Florida's Walt Disney World theme park has reopened in a state hard hit by the coronavirus, as the World Health Organization issued a fresh warning that countries should step up pandemic restrictions.

Hundreds of people in face masks and some in red Mickey Mouse ears queued to enter the Magic Kingdom, with social distancing and hygiene precautions in place.

Star Wars stormtroopers enforced mask-wearing and Mickey Mouse waved from a distance as Walt Disney World reopened to the public for the first time in four months.

A limited number of guests were welcomed to its sprawling Orlando complex, the most-visited theme park resort in the world.

Executives felt confident they had developed a responsible plan for reopening in phases during the pandemic, said Josh D'Amaro, chairman of Disney's parks, experiences and products division.

"This is the new world that we're operating in, and I don't see that changing anytime soon," Mr D'Amaro said after he greeted guests and workers at the park.

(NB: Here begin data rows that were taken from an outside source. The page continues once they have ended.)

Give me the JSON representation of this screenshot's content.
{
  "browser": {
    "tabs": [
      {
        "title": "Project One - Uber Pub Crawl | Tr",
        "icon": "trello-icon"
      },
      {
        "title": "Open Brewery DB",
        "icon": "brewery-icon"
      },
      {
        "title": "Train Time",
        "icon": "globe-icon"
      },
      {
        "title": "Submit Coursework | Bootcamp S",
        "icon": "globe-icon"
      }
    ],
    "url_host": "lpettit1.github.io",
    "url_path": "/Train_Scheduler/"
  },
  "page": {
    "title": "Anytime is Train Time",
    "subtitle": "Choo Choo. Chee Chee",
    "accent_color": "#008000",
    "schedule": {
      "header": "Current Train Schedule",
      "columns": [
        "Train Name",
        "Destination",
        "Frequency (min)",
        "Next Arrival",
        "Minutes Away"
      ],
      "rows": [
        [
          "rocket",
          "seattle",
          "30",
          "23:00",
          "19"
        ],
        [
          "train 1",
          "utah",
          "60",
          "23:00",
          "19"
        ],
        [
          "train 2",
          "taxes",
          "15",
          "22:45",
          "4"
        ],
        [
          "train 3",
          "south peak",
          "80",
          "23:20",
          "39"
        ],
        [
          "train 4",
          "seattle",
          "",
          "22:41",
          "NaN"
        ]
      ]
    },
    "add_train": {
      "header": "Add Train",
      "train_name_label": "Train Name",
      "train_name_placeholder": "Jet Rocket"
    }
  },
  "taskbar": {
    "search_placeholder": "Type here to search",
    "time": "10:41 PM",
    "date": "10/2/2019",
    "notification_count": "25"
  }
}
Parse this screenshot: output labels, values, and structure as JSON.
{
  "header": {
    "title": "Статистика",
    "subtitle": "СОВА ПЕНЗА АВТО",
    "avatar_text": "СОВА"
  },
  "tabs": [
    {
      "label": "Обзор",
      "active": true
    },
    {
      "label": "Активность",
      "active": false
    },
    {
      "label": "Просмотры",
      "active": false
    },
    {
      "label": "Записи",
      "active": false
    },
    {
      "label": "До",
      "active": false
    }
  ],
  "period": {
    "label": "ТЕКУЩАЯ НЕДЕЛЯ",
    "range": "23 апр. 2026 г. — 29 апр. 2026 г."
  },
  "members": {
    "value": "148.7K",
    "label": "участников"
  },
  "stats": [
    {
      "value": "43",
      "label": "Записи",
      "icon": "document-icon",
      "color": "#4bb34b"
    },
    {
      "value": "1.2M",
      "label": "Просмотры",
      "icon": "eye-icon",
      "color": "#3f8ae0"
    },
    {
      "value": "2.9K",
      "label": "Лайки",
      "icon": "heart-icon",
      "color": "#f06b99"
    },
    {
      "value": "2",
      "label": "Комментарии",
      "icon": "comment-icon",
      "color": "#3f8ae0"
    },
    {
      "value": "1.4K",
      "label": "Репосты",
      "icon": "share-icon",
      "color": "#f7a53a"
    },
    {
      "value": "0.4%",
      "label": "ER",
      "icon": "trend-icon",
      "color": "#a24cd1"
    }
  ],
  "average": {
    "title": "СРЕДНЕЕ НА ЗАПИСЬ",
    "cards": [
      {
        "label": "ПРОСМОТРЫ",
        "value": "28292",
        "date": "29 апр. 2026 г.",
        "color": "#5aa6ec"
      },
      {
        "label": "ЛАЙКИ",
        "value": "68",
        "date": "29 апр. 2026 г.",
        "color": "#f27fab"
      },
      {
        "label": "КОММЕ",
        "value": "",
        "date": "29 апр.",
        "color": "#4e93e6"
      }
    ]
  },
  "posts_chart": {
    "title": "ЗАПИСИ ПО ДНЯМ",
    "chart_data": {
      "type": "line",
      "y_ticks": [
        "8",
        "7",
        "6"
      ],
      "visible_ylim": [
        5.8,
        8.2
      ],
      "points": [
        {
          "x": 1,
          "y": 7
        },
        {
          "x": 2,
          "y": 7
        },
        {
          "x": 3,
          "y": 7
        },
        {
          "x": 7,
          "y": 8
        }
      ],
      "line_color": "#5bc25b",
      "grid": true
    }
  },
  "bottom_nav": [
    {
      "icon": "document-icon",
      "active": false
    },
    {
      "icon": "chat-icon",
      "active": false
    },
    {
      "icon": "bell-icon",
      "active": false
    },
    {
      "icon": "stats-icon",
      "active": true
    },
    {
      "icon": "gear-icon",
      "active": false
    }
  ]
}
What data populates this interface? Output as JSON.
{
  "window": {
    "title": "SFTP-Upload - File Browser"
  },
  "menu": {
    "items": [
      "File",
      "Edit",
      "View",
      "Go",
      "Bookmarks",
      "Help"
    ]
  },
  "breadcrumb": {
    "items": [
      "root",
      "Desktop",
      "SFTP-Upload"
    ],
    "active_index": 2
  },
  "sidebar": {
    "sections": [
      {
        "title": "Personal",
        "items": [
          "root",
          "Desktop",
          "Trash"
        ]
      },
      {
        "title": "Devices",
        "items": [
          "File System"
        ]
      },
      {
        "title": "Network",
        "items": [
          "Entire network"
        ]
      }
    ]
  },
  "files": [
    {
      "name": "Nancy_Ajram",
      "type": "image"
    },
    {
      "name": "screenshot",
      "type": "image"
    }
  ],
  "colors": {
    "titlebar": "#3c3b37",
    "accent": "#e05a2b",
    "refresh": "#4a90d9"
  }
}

At the Magic Kingdom and Animal Kingdom, the two Disney parks that opened, guests and employees wore face masks, underwent temperature screenings and were told to social distance everywhere from streets to rides.

Plexiglass separated rows of queues and ground markings indicated where people should stand.

The resort suspended parades, fireworks and other activities that create crowds, as well as up-close encounters with Mickey Mouse, Cinderella and other characters. Instead, characters appeared on floats or on horseback.

The reopening came as coronavirus cases surged in Florida. Over the past two weeks, the state has reported 109,000 new cases, more than any other US state.

The WHO yesterday urged countries grappling with Covid-19 to step up control measures, saying it is still possible to rein it in, as some nations clamped fresh restrictions on citizens.

With case numbers worldwide more than doubling in the past six weeks, Uzbekistan returned to lockdown and Hong Kong said schools would close from Monday after the city recorded "exponential growth" in locally transmitted infections.

Coronavirus has killed over 560,000 people since the outbreak emerged in China last December, according to a tally from official sources compiled by AFP.

More than 12.5 million cases have been registered in 196 countries and territories, triggering massive economic damage.

WHO chief Tedros Adhanom Ghebreyesus called on countries to adopt an aggressive approach to tackling the virus, highlighting Italy, Spain, South Korea and India's biggest slum to show it was possible to stop the spread, no matter how bad the outbreak.